The machines themselves come in all shapes and sizes. From the horse-like Striders to the T-rex-sized Thunderjaw, each type of machine has its own unique design, attacks and weaknesses. Some machines are weak against certain types of damage, like fire, electricity or ice, and all of them require planning and quick thinking to take down. You can tear them apart piece by piece, or utilize their weak spots to take them down faster but lose crafting material in the process. You can even sneak up to a machine and override it so it will fight at your side or let you ride it. Whichever machine you hunt, and whichever tactic you choose, it’s always exciting, fun, and can be extremely challenging.

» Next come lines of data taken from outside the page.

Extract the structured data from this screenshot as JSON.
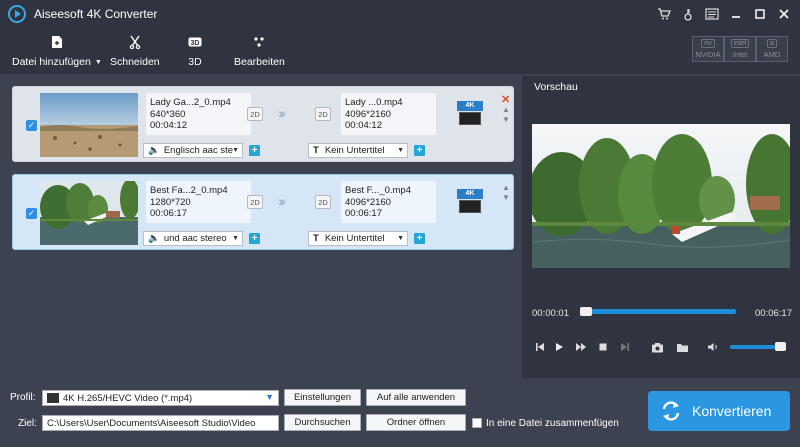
{
  "app": {
    "title": "Aiseesoft 4K Converter"
  },
  "window_controls": [
    "cart-icon",
    "key-icon",
    "menu-icon",
    "minimize-icon",
    "maximize-icon",
    "close-icon"
  ],
  "toolbar": {
    "add_file": "Datei hinzufügen",
    "cut": "Schneiden",
    "three_d": "3D",
    "edit": "Bearbeiten",
    "accel": [
      {
        "label": "NVIDIA",
        "chip": "nv"
      },
      {
        "label": "Intel",
        "chip": "intel"
      },
      {
        "label": "AMD",
        "chip": "a"
      }
    ]
  },
  "files": [
    {
      "src_name": "Lady Ga...2_0.mp4",
      "src_res": "640*360",
      "src_dur": "00:04:12",
      "src_badge": "2D",
      "dst_name": "Lady ...0.mp4",
      "dst_res": "4096*2160",
      "dst_dur": "00:04:12",
      "dst_badge": "2D",
      "format_badge": "4K",
      "audio": "Englisch aac ste",
      "subtitle": "Kein Untertitel",
      "checked": true,
      "selected": false
    },
    {
      "src_name": "Best Fa...2_0.mp4",
      "src_res": "1280*720",
      "src_dur": "00:06:17",
      "src_badge": "2D",
      "dst_name": "Best F..._0.mp4",
      "dst_res": "4096*2160",
      "dst_dur": "00:06:17",
      "dst_badge": "2D",
      "format_badge": "4K",
      "audio": "und aac stereo",
      "subtitle": "Kein Untertitel",
      "checked": true,
      "selected": true
    }
  ],
  "preview": {
    "title": "Vorschau",
    "current_time": "00:00:01",
    "total_time": "00:06:17",
    "progress": 0.03,
    "volume": 0.8
  },
  "bottom": {
    "profile_label": "Profil:",
    "profile_value": "4K H.265/HEVC Video (*.mp4)",
    "settings_button": "Einstellungen",
    "apply_all_button": "Auf alle anwenden",
    "target_label": "Ziel:",
    "target_path": "C:\\Users\\User\\Documents\\Aiseesoft Studio\\Video",
    "browse_button": "Durchsuchen",
    "open_folder_button": "Ordner öffnen",
    "merge_label": "In eine Datei zusammenfügen",
    "merge_checked": false,
    "convert_button": "Konvertieren"
  },
  "colors": {
    "accent": "#2b97e3",
    "delete": "#e04b2b",
    "panel": "#3c4250",
    "dark": "#2f3440"
  }
}
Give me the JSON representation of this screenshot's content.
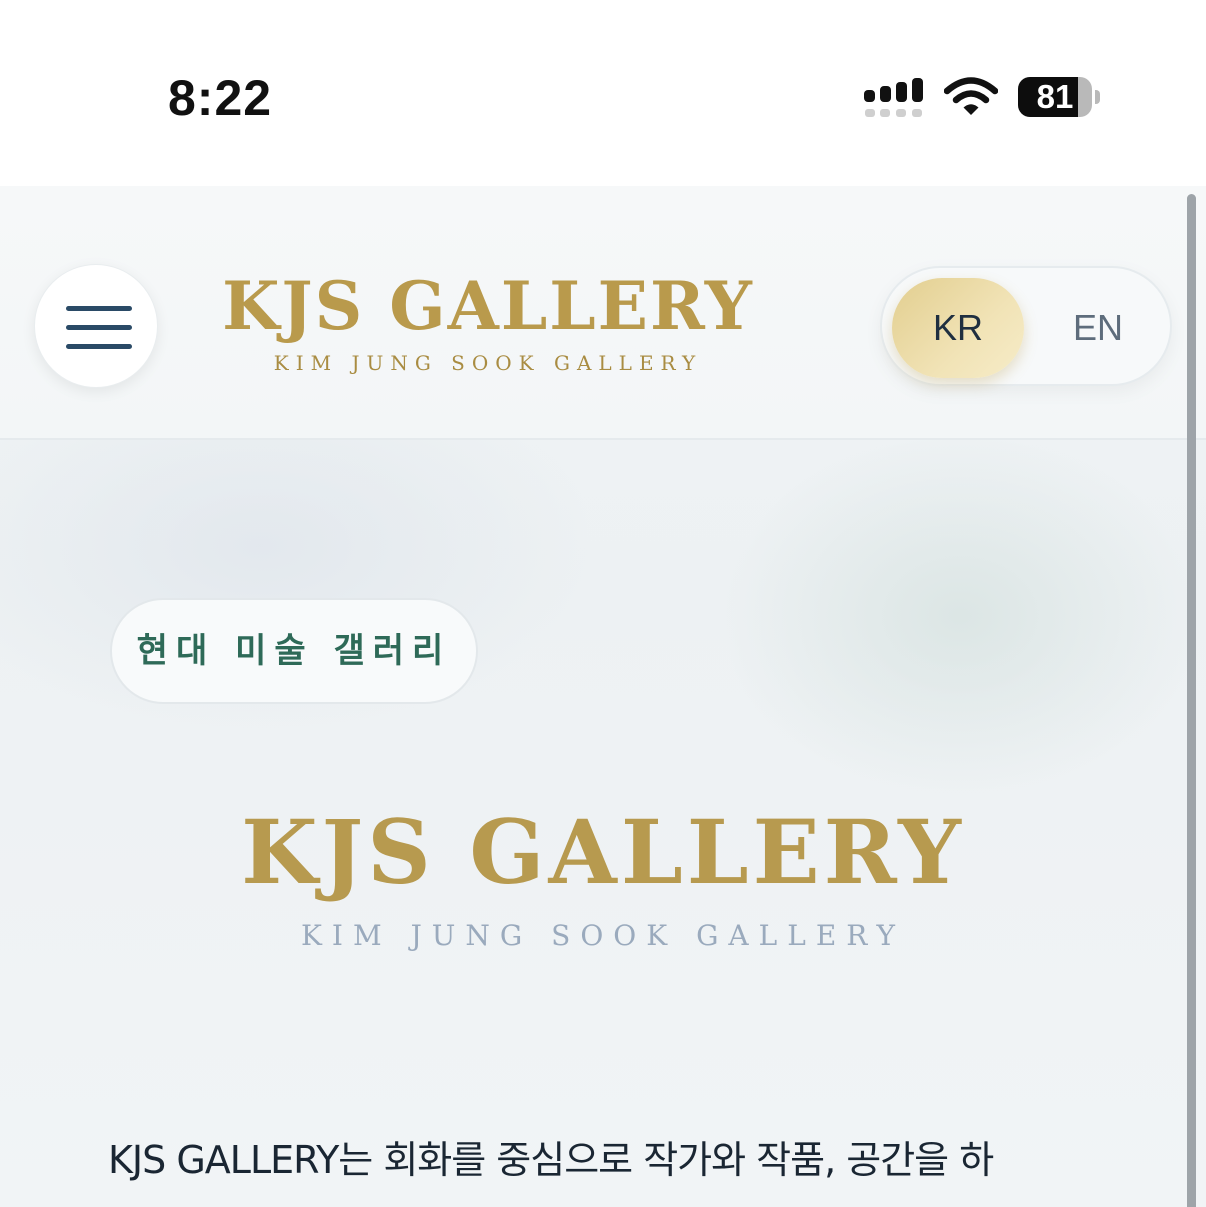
{
  "status_bar": {
    "time": "8:22",
    "battery_percent": "81",
    "battery_level": 0.81,
    "icons": [
      "signal-icon",
      "wifi-icon",
      "battery-icon"
    ]
  },
  "header": {
    "menu_icon": "hamburger-menu-icon",
    "logo_title": "KJS GALLERY",
    "logo_subtitle": "KIM JUNG SOOK GALLERY",
    "language": {
      "options": [
        "KR",
        "EN"
      ],
      "selected": "KR"
    }
  },
  "main": {
    "badge": "현대 미술 갤러리",
    "hero_title": "KJS GALLERY",
    "hero_subtitle": "KIM JUNG SOOK GALLERY",
    "intro_text": "KJS GALLERY는 회화를 중심으로 작가와 작품, 공간을 하"
  },
  "colors": {
    "gold": "#b99a4c",
    "navy": "#2a4a66",
    "green": "#2e6a58",
    "slate": "#9aaabd"
  }
}
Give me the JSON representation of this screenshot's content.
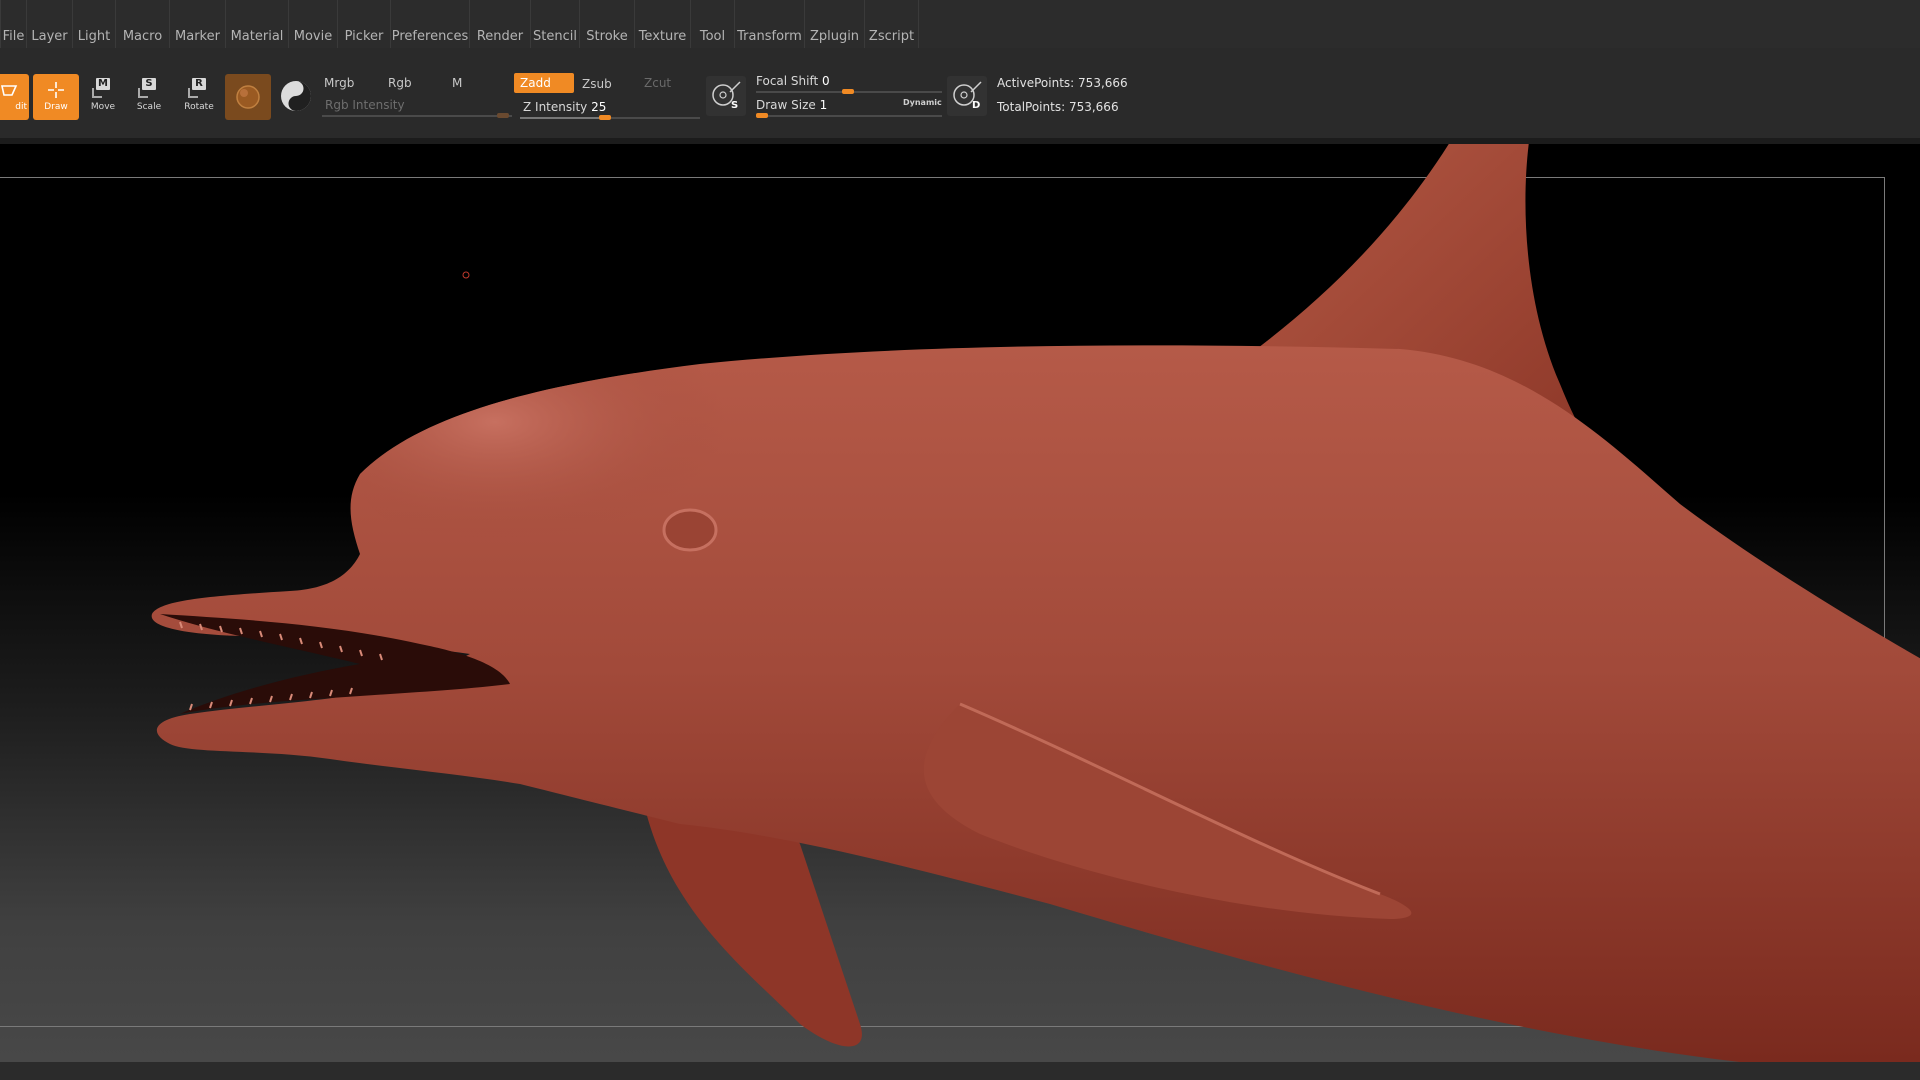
{
  "menu": {
    "items": [
      "File",
      "Layer",
      "Light",
      "Macro",
      "Marker",
      "Material",
      "Movie",
      "Picker",
      "Preferences",
      "Render",
      "Stencil",
      "Stroke",
      "Texture",
      "Tool",
      "Transform",
      "Zplugin",
      "Zscript"
    ]
  },
  "toolbar": {
    "edit_label": "dit",
    "draw_label": "Draw",
    "move_label": "Move",
    "scale_label": "Scale",
    "rotate_label": "Rotate",
    "move_key": "M",
    "scale_key": "S",
    "rotate_key": "R",
    "mrgb_label": "Mrgb",
    "rgb_label": "Rgb",
    "m_label": "M",
    "rgb_intensity_label": "Rgb Intensity",
    "zadd_label": "Zadd",
    "zsub_label": "Zsub",
    "zcut_label": "Zcut",
    "z_intensity_label": "Z Intensity",
    "z_intensity_value": "25",
    "z_intensity_level": 25,
    "focal_shift_label": "Focal Shift",
    "focal_shift_value": "0",
    "draw_size_label": "Draw Size",
    "draw_size_value": "1",
    "dynamic_label": "Dynamic",
    "s_badge": "S",
    "d_badge": "D",
    "active_points_label": "ActivePoints:",
    "active_points_value": "753,666",
    "total_points_label": "TotalPoints:",
    "total_points_value": "753,666"
  },
  "colors": {
    "accent": "#f08a24",
    "model": "#a84a3a",
    "background_top": "#000000",
    "background_bottom": "#484848"
  },
  "viewport": {
    "model": "dolphin sculpt"
  }
}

Humans, on the other hand, take one or two arrows to the head before they unceremoniously go down. They only offer a real challenge if they attack in large numbers, and aren’t very exciting to fight. It’s not that clearing a bandit camp isn’t fun, but it mostly feels like an unnecessary distraction from the better parts of the game.
Even though the combat, exploration and even platforming are pretty darn great, Horizon does fail in one specific area, which is communication. The game is not that good at introducing new systems or tools to the player. New weapons just appear in the marchants’ stock, and there’s no real way for you to know if you should get them or not. It can lead to situations where fighting certain machines is much harder than it should be, just because you don’t have the right tools for the job. I’m not asking the game to hold my hand, but it would have been nice if there was a way to be made aware of new weapons and what they do.
Horizon looks great on the PlayStation 4, with gorgeous environments and highly detailed character models. I’m particularly fond of Aloy’s animations as she fights and climbs, but the scenery steals the show. It’s literally impossible not to stop and and stare at the landscape in awe; awe for the sheer detail and polish that went into every area. Luckily, the game has a photo mode which lets you capture all this beauty and share with those who don’t own a PS4. PS4 Pro owners will really notice a difference in quality. I mean, the game looks amazing on both consoles, but the Pro takes the graphics to a whole new level I haven’t experienced before. Voice acting is also top notch, with stars Ashly Burch, JB Blanc, Lance Reddick and others all doing a tremendous job at bringing their characters to life.
Other than a few nitpicks, Horizon is an awesome game. Awesome and breathtakingly beautiful. To tell the truth, I wasn’t expecting to like Horizon Zero Dawn as much as I do. The setting seemed simple enough at first, but Horizon turned out to be so much more than fighting robot dinosaurs. That’s right – killing robot dinosaurs isn’t even the best part of Horizon. The expertly crafted story, world and combat are all wrapped in cutting-edge graphics and inspiring visual design. Horizon Zero Dawn really takes advantage of everything this console generation has to offer, and delivers an amazing experience. It is truly the dawn of a brand new IP that has the potential to redefine open-world games for years to come.